as no gene has been inserted or altered. Back
4 European Parliament Committee on Agriculture and Rural Development,
report on the impact of biotechnology on agriculture, B1. See
also the Health and Safety Executive (HSE) on behalf of the Scottish
Office, pp 350-1. See also paragraph Fish are being modified for rapid growth and cold tolerance and further modifications are in development. Once released, it would be impossible to recapture a fish or to control its breeding (unless sterile). Fish do not respect national boundaries and we would be very concerned if sea or river releases were to take place here or abroad. We strongly recommend that there be an international agreement prohibiting such actions. Any trials or commercialisation must be in containment and not released into the sea or freshwater network. Back
5 AgrEvo, Dupont, Monsanto, Novartis and Zeneca (Q 627). Back
6 Article 2 of Directive 90/220/EEC defines "deliberate release"
as "any intentional introduction into the environment of
a GMO . . . without provisions for containment such as physical
[and/or] chemical . . . or biological barriers used to limit their
contact with the general population and the environment".
Crops are thus released when planted in the open. Back
7 Both Directives were set out in OJ L117, 8 May 1990. They were
due to be implemented in Member States by 23 October 1991. The
text of the revision of 90/220/EEC proposed by the Commission
was published on 26 February 1998. Any revision is not expected
to be adopted until late 2000. Back
8 A revised contained use Directive was adopted by the Council
of Ministers on 5 December 1998 (OJ L330, 5.12.98, p.1). Back
9 The Environment Committee of the European Parliament has yet to
report on the proposed revision of the Directive, but has received
a report from a consultant (Dr von Schomberg, "An appraisal
of the working in practice of Directive 90/220/EEC on the deliberate
release of genetically modified organisms" Final Study,
European Parliament Scientific and Technological Options Assessment,
(STOA), January 1998, PE 166.953/Final. (For Dr von Schomberg's
evidence, see pp 401-2.)) The committee had not reported when
this report was ordered to be printed. The Economic and Social
Committee of the European Community has volunteered an opinion
on the role of GM within agriculture ("Genetically modified
organisms in agriculture - impact on the Common Agricultural Policy",
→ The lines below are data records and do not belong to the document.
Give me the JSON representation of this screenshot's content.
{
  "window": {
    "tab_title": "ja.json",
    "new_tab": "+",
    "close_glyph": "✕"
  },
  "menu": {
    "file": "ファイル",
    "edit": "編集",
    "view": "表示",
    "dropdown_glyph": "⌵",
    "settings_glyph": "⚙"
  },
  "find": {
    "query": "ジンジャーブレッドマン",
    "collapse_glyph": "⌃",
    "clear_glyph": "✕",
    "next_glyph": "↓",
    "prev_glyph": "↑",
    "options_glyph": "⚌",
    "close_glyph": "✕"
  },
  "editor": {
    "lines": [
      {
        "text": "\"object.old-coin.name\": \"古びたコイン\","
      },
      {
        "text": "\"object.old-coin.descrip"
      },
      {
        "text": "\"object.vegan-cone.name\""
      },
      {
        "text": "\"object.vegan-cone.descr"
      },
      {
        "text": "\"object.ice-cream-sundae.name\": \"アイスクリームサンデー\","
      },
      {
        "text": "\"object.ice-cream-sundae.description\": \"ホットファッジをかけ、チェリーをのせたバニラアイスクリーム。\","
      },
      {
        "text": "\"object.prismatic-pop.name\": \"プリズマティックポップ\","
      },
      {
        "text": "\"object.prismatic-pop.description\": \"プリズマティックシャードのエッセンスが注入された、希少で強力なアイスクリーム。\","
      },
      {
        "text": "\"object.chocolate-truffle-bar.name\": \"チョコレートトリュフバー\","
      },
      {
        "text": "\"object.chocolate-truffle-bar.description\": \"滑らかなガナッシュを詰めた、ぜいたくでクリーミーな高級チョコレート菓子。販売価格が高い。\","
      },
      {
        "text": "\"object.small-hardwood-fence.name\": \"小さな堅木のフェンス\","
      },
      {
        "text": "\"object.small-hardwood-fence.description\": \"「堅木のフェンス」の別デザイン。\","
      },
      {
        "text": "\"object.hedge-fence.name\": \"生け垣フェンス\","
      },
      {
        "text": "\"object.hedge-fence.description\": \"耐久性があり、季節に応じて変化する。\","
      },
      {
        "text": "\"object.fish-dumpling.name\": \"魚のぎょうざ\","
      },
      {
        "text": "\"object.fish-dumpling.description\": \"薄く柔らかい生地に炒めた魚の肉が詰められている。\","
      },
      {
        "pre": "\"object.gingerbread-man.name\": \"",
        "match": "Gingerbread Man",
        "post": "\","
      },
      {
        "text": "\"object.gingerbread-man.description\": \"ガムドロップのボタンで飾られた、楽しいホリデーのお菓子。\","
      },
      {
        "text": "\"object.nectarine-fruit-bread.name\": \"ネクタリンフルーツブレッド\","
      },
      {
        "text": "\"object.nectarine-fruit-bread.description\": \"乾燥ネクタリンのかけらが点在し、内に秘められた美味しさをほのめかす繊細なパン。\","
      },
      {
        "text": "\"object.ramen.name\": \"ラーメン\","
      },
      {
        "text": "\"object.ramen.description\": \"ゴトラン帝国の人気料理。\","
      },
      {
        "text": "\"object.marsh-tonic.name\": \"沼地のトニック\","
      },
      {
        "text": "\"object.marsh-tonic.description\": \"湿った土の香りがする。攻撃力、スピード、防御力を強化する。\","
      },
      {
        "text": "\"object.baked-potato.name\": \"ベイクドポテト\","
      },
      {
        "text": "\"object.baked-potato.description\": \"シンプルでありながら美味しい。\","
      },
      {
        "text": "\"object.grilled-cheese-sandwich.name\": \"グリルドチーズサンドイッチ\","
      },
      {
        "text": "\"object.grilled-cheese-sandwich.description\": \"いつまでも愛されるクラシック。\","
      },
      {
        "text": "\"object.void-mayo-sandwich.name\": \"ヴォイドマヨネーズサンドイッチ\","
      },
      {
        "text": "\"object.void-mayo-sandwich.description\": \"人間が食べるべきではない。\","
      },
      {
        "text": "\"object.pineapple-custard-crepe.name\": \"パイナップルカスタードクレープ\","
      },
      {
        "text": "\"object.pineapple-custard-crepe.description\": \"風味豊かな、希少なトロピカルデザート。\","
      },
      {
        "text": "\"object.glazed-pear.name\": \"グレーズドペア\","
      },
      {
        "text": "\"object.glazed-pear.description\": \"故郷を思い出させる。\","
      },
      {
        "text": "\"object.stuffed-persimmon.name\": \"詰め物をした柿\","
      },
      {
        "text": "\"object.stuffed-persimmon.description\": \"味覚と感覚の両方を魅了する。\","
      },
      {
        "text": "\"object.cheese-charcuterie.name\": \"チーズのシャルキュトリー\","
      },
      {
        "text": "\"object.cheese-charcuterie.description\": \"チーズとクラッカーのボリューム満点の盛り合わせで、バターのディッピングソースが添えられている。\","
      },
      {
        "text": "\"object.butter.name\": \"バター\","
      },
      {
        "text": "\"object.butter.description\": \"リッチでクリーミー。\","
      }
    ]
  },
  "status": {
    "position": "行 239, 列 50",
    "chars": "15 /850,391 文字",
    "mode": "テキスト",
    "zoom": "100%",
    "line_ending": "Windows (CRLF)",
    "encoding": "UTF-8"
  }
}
July 1998) and has also produced a report on the revision of the
Directive (CES 1117/98, 9-10 September 1998). Back
10 European Communities Committee, 4th Report (1993-94), HL 28. Back